## [WHAT YOU NEED TO DO]
Report back each line of the data that contains the word "Packing".

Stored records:
━━━━━━━━

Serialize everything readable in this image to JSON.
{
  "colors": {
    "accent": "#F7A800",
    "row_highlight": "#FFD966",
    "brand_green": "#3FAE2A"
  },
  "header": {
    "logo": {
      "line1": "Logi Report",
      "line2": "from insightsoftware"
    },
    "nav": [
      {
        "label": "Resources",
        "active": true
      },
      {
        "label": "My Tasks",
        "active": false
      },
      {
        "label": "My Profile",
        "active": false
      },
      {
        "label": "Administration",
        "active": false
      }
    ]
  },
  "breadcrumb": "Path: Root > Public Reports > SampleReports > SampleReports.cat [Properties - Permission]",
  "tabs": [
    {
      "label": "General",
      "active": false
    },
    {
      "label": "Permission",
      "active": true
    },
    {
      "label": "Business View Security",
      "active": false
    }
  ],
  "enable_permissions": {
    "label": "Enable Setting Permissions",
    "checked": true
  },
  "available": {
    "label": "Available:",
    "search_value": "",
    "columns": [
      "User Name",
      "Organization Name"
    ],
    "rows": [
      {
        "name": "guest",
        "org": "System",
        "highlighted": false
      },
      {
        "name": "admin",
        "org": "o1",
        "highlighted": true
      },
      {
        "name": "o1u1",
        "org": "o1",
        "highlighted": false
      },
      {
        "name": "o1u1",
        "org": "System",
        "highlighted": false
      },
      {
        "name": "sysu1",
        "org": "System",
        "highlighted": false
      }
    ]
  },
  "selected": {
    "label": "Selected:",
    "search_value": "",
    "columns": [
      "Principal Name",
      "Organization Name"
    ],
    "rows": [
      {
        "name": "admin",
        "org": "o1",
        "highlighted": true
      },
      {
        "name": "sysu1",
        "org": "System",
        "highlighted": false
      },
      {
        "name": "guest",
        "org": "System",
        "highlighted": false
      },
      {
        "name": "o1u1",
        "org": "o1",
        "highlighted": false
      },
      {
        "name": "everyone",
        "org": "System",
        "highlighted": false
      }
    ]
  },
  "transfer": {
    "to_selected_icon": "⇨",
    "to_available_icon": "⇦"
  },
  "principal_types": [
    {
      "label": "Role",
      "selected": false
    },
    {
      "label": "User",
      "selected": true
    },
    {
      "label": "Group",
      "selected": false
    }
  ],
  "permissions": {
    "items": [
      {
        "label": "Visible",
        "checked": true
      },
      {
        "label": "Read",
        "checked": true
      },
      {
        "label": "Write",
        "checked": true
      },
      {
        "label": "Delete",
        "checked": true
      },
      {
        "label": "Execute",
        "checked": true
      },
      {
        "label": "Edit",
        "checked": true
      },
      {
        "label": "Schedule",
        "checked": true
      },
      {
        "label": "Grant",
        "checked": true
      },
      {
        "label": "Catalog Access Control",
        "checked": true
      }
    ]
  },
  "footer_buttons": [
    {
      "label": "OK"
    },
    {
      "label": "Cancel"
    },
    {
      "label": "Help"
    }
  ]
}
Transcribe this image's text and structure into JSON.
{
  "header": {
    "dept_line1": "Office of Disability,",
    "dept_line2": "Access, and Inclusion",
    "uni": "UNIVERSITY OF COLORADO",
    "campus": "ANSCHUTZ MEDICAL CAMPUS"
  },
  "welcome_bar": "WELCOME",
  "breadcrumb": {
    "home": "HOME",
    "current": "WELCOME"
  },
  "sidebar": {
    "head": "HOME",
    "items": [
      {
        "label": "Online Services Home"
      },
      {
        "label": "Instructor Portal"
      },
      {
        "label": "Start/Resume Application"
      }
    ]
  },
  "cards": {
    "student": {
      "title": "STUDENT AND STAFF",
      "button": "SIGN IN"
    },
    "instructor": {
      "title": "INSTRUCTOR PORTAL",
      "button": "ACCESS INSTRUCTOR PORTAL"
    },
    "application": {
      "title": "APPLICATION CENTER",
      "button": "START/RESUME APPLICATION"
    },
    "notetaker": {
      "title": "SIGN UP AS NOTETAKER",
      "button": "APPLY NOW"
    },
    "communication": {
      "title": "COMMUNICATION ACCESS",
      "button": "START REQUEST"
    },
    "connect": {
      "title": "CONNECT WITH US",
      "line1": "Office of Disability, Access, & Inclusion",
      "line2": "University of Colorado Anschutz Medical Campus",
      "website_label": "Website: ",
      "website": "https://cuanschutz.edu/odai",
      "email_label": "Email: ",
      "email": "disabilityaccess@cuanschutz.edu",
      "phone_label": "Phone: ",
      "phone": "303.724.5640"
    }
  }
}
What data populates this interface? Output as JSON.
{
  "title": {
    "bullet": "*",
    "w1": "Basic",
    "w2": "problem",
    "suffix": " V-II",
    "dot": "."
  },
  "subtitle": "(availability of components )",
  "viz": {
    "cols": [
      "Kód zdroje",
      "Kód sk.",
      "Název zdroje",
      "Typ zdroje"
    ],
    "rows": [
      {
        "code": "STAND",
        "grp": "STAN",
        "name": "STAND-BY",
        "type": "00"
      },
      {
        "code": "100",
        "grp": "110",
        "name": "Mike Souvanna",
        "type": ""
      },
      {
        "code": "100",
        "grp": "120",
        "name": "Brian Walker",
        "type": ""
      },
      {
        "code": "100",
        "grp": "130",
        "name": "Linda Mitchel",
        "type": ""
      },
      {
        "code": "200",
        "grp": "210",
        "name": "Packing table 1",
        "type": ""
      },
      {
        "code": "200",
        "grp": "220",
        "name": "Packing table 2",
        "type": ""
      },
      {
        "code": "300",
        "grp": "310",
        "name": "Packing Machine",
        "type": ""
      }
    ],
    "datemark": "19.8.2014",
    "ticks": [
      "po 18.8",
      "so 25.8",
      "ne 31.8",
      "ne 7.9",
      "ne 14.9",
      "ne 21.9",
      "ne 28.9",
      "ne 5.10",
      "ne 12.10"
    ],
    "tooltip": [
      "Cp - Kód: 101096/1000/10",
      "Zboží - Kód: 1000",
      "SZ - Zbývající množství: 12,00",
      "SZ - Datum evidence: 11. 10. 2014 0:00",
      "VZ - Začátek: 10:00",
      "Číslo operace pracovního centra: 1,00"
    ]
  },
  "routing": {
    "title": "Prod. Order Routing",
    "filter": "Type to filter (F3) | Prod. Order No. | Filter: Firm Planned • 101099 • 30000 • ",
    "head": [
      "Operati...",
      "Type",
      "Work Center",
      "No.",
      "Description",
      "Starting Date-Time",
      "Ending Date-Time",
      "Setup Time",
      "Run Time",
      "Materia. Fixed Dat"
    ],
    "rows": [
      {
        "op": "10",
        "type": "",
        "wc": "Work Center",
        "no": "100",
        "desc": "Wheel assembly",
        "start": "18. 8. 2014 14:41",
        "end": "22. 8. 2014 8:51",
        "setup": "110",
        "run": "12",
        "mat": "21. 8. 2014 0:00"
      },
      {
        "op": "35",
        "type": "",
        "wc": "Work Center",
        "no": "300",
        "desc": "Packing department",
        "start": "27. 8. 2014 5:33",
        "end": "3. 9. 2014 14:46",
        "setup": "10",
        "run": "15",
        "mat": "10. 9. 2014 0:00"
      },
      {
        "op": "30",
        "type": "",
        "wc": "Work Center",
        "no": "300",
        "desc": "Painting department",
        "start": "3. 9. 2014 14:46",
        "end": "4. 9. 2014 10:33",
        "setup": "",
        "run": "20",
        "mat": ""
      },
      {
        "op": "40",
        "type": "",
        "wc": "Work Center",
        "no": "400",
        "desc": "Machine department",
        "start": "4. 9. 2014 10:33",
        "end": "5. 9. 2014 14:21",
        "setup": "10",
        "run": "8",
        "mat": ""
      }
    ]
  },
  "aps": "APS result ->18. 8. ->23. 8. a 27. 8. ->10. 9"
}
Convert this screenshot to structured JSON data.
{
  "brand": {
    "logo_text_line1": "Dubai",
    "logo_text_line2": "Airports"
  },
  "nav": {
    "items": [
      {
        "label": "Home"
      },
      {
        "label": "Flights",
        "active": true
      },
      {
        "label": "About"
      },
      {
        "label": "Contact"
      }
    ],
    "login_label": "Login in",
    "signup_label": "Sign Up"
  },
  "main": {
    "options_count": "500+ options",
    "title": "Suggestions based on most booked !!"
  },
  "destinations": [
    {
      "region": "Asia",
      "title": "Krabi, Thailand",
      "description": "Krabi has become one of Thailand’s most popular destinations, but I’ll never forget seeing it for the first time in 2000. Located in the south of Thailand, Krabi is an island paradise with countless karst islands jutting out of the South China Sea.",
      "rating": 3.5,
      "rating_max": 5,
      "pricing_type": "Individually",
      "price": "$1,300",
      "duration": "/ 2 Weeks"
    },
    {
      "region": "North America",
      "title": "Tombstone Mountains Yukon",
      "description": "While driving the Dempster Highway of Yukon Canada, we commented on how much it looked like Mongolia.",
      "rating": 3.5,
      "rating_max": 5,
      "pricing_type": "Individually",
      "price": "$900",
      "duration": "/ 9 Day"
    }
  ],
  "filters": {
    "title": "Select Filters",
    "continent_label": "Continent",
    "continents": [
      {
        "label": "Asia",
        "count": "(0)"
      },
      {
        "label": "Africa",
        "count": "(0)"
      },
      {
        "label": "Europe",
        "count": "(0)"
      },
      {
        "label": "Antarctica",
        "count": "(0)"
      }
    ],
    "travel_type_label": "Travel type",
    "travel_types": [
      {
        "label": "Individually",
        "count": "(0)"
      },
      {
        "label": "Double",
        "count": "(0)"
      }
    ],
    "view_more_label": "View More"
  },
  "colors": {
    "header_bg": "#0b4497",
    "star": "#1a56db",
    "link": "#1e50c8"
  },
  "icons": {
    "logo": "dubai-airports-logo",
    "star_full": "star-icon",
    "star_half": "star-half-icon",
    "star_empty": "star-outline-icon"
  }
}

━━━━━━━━

## [WRITTEN SOLUTION]
        "name": "Packing table 1",
        "name": "Packing table 2",
        "name": "Packing Machine",
        "desc": "Packing department",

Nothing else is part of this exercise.